Tommy (Thomas Rundle) Reilly. Harmonica player, composer, teacher, b Guelph, Ont, 21 Aug 1919, d Frensham, Surrey, England, 25 Sep 2000. His father, Captain James Reilly (1886-1956), a trumpeter and violinist, led (in Guelph, 1920-5) one of the first jazz bands in Canada. The younger Reilly studied violin at eight and began playing harmonica at 11 as a member of his father's Elmdale Harmonica Band. The band won several CNE competitions and Reilly won medals for solo playing in southern Ontario festivals. In 1935 the family moved to London. Though Reilly had played in England 1935-7 and continental Europe 1937-9, it was not until his arrest (while studying violin at the Leipzig Conservatory) and subsequent internment 1939-45 in prisoner-of-war camps that he developed his virtuosity on the harmonica, basing his ideas of phrasing and interpretation on the playing of Jascha Heifetz.
Returning to London in 1945, and resolved to establish the mouth organ as an instrument of high artistic worth, Reilly began parallel careers as a concert soloist and recitalist, a popular BBC radio and TV performer, and a studio musician-composer. He has performed with most of the major European orchestras, toured Europe several times with the Academy of St Martin-in-the-Fields, performed often at major festivals, including the 1982 Festival of the Sound, and performed in North America, Australia, and Africa. He remained based in the UK, but since first returning to Canada in 1982, appeared with orchestras in Toronto, Winnipeg, Quebec City (1991), and Calgary, among other places, and the 1993 Guelph Spring Festival.
Over 30 concert works have been composed for Reilly, including Michael Spivakovsky's Concerto, 1951, considered the first important full-scale concerto for harmonica, Robert Farnon's Prelude and Dance for Harmonica and Orchestra, several works with orchestra and others with string quartet or strings and woodwinds by Reilly's accompanist James Moody, Matyas Seiber's Old Scottish Air for Harmonica, Strings and Harp, and Richard Rodney Bennett's Suite for harmonica and piano.

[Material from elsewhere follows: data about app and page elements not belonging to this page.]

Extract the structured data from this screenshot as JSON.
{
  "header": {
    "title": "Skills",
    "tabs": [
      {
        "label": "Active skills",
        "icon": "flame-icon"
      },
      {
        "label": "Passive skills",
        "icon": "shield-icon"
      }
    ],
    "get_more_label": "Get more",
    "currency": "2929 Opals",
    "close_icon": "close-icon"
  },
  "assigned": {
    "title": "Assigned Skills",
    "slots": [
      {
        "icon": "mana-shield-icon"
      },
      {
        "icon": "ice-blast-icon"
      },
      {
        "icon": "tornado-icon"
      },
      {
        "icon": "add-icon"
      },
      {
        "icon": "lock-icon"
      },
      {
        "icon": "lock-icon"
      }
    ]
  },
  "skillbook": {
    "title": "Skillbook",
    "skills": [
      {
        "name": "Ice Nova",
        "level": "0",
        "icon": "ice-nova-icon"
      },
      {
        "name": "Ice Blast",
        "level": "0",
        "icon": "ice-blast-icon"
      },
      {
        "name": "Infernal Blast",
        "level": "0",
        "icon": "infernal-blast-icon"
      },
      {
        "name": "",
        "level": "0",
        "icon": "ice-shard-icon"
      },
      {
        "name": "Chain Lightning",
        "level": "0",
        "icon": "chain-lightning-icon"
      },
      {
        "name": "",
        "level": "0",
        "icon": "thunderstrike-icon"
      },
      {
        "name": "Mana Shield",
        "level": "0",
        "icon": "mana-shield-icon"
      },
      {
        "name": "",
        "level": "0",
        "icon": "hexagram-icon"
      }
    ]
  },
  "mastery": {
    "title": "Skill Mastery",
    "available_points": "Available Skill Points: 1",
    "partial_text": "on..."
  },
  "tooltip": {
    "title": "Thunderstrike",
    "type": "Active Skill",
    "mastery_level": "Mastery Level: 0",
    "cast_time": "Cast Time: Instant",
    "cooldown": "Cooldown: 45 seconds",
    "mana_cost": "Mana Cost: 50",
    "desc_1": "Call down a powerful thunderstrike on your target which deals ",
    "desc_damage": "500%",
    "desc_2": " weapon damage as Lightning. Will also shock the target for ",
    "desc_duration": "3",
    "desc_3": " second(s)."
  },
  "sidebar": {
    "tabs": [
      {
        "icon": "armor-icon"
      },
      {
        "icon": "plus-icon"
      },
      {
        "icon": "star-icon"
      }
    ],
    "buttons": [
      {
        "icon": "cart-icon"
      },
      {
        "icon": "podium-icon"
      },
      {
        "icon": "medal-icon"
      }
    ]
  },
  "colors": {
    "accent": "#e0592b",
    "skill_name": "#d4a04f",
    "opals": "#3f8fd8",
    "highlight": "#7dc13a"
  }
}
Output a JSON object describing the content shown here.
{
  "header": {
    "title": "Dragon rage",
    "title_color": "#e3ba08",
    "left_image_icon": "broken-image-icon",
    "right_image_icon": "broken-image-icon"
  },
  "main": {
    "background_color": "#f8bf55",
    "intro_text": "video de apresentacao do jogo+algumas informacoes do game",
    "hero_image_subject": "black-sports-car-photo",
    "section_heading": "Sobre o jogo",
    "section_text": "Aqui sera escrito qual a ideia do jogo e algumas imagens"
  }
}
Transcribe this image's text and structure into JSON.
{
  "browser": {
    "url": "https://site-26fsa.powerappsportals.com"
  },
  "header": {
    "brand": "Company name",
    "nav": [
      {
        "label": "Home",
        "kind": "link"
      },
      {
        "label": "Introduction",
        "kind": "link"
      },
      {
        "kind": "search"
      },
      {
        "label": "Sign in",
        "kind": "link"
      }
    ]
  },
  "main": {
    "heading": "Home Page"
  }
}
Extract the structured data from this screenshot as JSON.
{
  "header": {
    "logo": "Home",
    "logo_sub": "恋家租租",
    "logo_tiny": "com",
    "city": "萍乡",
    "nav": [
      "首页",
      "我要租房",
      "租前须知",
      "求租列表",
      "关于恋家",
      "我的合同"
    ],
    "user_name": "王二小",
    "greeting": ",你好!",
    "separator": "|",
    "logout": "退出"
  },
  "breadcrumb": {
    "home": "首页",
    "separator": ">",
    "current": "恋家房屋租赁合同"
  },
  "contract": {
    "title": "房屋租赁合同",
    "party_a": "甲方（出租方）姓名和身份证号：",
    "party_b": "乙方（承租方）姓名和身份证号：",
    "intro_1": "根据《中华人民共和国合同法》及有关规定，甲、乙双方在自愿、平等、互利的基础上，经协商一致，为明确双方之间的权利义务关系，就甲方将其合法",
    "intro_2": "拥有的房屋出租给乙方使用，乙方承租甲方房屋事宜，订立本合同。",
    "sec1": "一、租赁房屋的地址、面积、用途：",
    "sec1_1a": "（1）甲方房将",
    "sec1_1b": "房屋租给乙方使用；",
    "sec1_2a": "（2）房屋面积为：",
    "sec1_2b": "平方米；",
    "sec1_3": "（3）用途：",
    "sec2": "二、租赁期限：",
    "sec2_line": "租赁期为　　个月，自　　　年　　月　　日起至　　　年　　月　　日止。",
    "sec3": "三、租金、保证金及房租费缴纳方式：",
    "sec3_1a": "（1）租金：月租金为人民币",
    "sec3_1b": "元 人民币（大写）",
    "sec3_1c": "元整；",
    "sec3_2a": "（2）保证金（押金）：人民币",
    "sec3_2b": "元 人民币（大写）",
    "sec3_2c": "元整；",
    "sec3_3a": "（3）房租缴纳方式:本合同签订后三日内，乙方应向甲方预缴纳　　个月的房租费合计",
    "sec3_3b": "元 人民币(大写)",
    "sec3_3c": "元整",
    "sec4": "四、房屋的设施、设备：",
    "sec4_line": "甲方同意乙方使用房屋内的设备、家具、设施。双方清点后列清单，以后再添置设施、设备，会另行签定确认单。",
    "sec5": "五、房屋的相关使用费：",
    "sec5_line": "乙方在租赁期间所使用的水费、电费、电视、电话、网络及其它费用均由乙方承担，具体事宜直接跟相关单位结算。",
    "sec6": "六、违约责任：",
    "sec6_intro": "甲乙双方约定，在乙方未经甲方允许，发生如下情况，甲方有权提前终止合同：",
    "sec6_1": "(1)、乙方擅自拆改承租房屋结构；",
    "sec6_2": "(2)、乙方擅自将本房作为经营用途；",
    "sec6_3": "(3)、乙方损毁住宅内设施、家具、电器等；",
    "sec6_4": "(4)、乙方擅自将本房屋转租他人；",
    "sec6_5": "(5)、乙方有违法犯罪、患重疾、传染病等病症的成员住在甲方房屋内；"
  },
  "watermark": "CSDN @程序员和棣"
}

In the absence of a concert repertoire for the instrument, Reilly transcribed works by Bach, Chopin, Mozart, Smetana, Sarasate, and others. Reilly also composed short harmonica pieces, incidental music for the stock-music libraries of Chappell and other companies, and theme music for BBC TV and radio.
His first recording, for Parlophone, was produced by George Martin in 1951. He also performed music for the soundtracks of many US and European films and for several US TV series. Among the composers who wrote film scores expressly for Reilly were Bernard Herrmann, Elmer Bernstein, and Dimitri Tiomkin. Reilly gave master classes 1966-8 at the Städtische Musikschule in Trossingen, Germany, at Fanfare 84 in Toronto, and annually from 1985 in Norway. He taught 1967-71 at the Tommy Reilly International Club in Surrey, attracting pupils from around the world. He wrote several textbooks for harmonica and continued to create widespread interest in the instrument through lecture-recitals, master classes, radio broadcasts, and teaching at the GSM. In 1967 he designed a concert harmonica, later manufactured by Hohner and marketed as the Silver Concerto Chromonica.
In 1992, Reilly became the first harmonica player to be made a Member of the Order of the British Empire. His other awards included the Gold Medal of the Deutscher Harmonika-Verband, and a Golden Badge from the British Association of Composers, Authors and Songwriters. Sir Neville Marriner and Stravinsky were among those who admired his playing.
Play Like the Stars (London 1952)
Progressive Exercises (London 1954)
Studies for the Chromatic Harmonica (London 1954)
Tommy Reilly Harmonica Course (London 1969, Oslo 1971)